:: Data to use

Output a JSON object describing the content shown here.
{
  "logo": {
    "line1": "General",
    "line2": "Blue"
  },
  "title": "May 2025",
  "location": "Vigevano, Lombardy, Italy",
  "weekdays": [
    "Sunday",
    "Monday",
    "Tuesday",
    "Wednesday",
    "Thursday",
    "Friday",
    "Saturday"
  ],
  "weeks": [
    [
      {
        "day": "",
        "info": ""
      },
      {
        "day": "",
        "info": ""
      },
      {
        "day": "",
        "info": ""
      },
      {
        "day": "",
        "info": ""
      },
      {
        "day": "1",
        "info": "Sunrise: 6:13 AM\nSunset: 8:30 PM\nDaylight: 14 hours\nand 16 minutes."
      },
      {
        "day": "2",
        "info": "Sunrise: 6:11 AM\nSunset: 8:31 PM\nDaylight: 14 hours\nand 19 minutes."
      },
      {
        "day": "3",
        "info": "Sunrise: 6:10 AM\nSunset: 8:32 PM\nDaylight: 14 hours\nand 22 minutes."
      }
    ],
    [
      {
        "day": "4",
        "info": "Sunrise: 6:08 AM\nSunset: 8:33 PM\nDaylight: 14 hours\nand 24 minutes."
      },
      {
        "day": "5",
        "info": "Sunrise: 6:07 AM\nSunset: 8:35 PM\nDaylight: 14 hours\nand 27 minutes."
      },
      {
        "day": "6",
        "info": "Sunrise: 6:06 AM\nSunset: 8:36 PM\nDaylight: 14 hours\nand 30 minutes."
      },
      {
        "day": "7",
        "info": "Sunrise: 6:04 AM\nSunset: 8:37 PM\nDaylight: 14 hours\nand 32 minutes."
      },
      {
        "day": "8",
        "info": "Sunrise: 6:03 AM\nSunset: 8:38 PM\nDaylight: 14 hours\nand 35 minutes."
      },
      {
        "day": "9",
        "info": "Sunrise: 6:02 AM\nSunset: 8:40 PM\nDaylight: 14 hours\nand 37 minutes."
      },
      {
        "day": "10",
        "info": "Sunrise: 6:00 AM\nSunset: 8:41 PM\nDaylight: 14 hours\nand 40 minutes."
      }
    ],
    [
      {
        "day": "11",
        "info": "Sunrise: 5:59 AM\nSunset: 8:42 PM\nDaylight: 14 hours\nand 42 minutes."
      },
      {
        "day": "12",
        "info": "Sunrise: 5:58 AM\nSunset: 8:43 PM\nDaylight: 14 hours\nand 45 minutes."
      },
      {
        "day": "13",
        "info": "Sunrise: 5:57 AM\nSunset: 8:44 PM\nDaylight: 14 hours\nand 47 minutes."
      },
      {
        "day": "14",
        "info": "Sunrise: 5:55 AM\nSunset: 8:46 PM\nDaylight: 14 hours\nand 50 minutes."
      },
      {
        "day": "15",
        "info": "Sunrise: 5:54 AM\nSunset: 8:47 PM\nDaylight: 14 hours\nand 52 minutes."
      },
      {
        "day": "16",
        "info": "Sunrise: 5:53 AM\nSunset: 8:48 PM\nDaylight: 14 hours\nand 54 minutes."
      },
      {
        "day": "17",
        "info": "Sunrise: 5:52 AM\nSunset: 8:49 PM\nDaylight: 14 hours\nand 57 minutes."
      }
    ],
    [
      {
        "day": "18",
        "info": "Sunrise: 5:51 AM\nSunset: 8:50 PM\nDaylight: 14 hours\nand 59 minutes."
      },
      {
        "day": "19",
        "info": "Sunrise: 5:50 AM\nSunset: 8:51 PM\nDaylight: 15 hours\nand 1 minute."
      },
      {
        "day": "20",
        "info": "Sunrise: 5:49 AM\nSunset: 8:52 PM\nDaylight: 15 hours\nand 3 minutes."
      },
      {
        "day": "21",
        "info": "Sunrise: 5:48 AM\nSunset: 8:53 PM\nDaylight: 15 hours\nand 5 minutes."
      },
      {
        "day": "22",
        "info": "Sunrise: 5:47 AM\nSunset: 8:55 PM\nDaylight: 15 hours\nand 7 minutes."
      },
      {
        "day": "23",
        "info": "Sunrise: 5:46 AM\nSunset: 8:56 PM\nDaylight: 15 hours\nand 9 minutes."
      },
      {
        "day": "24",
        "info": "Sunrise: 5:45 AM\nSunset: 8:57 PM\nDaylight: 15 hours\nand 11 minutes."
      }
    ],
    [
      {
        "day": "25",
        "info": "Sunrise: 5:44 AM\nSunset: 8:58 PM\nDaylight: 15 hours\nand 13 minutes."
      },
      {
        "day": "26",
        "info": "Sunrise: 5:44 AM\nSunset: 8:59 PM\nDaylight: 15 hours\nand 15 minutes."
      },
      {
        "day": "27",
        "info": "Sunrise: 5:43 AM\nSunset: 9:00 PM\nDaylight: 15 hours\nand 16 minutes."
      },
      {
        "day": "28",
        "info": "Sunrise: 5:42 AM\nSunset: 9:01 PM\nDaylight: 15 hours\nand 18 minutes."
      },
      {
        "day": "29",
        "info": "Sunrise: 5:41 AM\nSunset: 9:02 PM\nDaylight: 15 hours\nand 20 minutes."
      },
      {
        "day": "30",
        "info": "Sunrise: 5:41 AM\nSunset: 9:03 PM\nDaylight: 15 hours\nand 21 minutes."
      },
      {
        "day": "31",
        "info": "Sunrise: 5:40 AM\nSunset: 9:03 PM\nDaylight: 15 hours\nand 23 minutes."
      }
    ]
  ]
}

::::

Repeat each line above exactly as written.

Output a JSON object describing the content shown here.
{
  "logo": {
    "line1": "General",
    "line2": "Blue"
  },
  "title": "May 2025",
  "location": "Vigevano, Lombardy, Italy",
  "weekdays": [
    "Sunday",
    "Monday",
    "Tuesday",
    "Wednesday",
    "Thursday",
    "Friday",
    "Saturday"
  ],
  "weeks": [
    [
      {
        "day": "",
        "info": ""
      },
      {
        "day": "",
        "info": ""
      },
      {
        "day": "",
        "info": ""
      },
      {
        "day": "",
        "info": ""
      },
      {
        "day": "1",
        "info": "Sunrise: 6:13 AM\nSunset: 8:30 PM\nDaylight: 14 hours\nand 16 minutes."
      },
      {
        "day": "2",
        "info": "Sunrise: 6:11 AM\nSunset: 8:31 PM\nDaylight: 14 hours\nand 19 minutes."
      },
      {
        "day": "3",
        "info": "Sunrise: 6:10 AM\nSunset: 8:32 PM\nDaylight: 14 hours\nand 22 minutes."
      }
    ],
    [
      {
        "day": "4",
        "info": "Sunrise: 6:08 AM\nSunset: 8:33 PM\nDaylight: 14 hours\nand 24 minutes."
      },
      {
        "day": "5",
        "info": "Sunrise: 6:07 AM\nSunset: 8:35 PM\nDaylight: 14 hours\nand 27 minutes."
      },
      {
        "day": "6",
        "info": "Sunrise: 6:06 AM\nSunset: 8:36 PM\nDaylight: 14 hours\nand 30 minutes."
      },
      {
        "day": "7",
        "info": "Sunrise: 6:04 AM\nSunset: 8:37 PM\nDaylight: 14 hours\nand 32 minutes."
      },
      {
        "day": "8",
        "info": "Sunrise: 6:03 AM\nSunset: 8:38 PM\nDaylight: 14 hours\nand 35 minutes."
      },
      {
        "day": "9",
        "info": "Sunrise: 6:02 AM\nSunset: 8:40 PM\nDaylight: 14 hours\nand 37 minutes."
      },
      {
        "day": "10",
        "info": "Sunrise: 6:00 AM\nSunset: 8:41 PM\nDaylight: 14 hours\nand 40 minutes."
      }
    ],
    [
      {
        "day": "11",
        "info": "Sunrise: 5:59 AM\nSunset: 8:42 PM\nDaylight: 14 hours\nand 42 minutes."
      },
      {
        "day": "12",
        "info": "Sunrise: 5:58 AM\nSunset: 8:43 PM\nDaylight: 14 hours\nand 45 minutes."
      },
      {
        "day": "13",
        "info": "Sunrise: 5:57 AM\nSunset: 8:44 PM\nDaylight: 14 hours\nand 47 minutes."
      },
      {
        "day": "14",
        "info": "Sunrise: 5:55 AM\nSunset: 8:46 PM\nDaylight: 14 hours\nand 50 minutes."
      },
      {
        "day": "15",
        "info": "Sunrise: 5:54 AM\nSunset: 8:47 PM\nDaylight: 14 hours\nand 52 minutes."
      },
      {
        "day": "16",
        "info": "Sunrise: 5:53 AM\nSunset: 8:48 PM\nDaylight: 14 hours\nand 54 minutes."
      },
      {
        "day": "17",
        "info": "Sunrise: 5:52 AM\nSunset: 8:49 PM\nDaylight: 14 hours\nand 57 minutes."
      }
    ],
    [
      {
        "day": "18",
        "info": "Sunrise: 5:51 AM\nSunset: 8:50 PM\nDaylight: 14 hours\nand 59 minutes."
      },
      {
        "day": "19",
        "info": "Sunrise: 5:50 AM\nSunset: 8:51 PM\nDaylight: 15 hours\nand 1 minute."
      },
      {
        "day": "20",
        "info": "Sunrise: 5:49 AM\nSunset: 8:52 PM\nDaylight: 15 hours\nand 3 minutes."
      },
      {
        "day": "21",
        "info": "Sunrise: 5:48 AM\nSunset: 8:53 PM\nDaylight: 15 hours\nand 5 minutes."
      },
      {
        "day": "22",
        "info": "Sunrise: 5:47 AM\nSunset: 8:55 PM\nDaylight: 15 hours\nand 7 minutes."
      },
      {
        "day": "23",
        "info": "Sunrise: 5:46 AM\nSunset: 8:56 PM\nDaylight: 15 hours\nand 9 minutes."
      },
      {
        "day": "24",
        "info": "Sunrise: 5:45 AM\nSunset: 8:57 PM\nDaylight: 15 hours\nand 11 minutes."
      }
    ],
    [
      {
        "day": "25",
        "info": "Sunrise: 5:44 AM\nSunset: 8:58 PM\nDaylight: 15 hours\nand 13 minutes."
      },
      {
        "day": "26",
        "info": "Sunrise: 5:44 AM\nSunset: 8:59 PM\nDaylight: 15 hours\nand 15 minutes."
      },
      {
        "day": "27",
        "info": "Sunrise: 5:43 AM\nSunset: 9:00 PM\nDaylight: 15 hours\nand 16 minutes."
      },
      {
        "day": "28",
        "info": "Sunrise: 5:42 AM\nSunset: 9:01 PM\nDaylight: 15 hours\nand 18 minutes."
      },
      {
        "day": "29",
        "info": "Sunrise: 5:41 AM\nSunset: 9:02 PM\nDaylight: 15 hours\nand 20 minutes."
      },
      {
        "day": "30",
        "info": "Sunrise: 5:41 AM\nSunset: 9:03 PM\nDaylight: 15 hours\nand 21 minutes."
      },
      {
        "day": "31",
        "info": "Sunrise: 5:40 AM\nSunset: 9:03 PM\nDaylight: 15 hours\nand 23 minutes."
      }
    ]
  ]
}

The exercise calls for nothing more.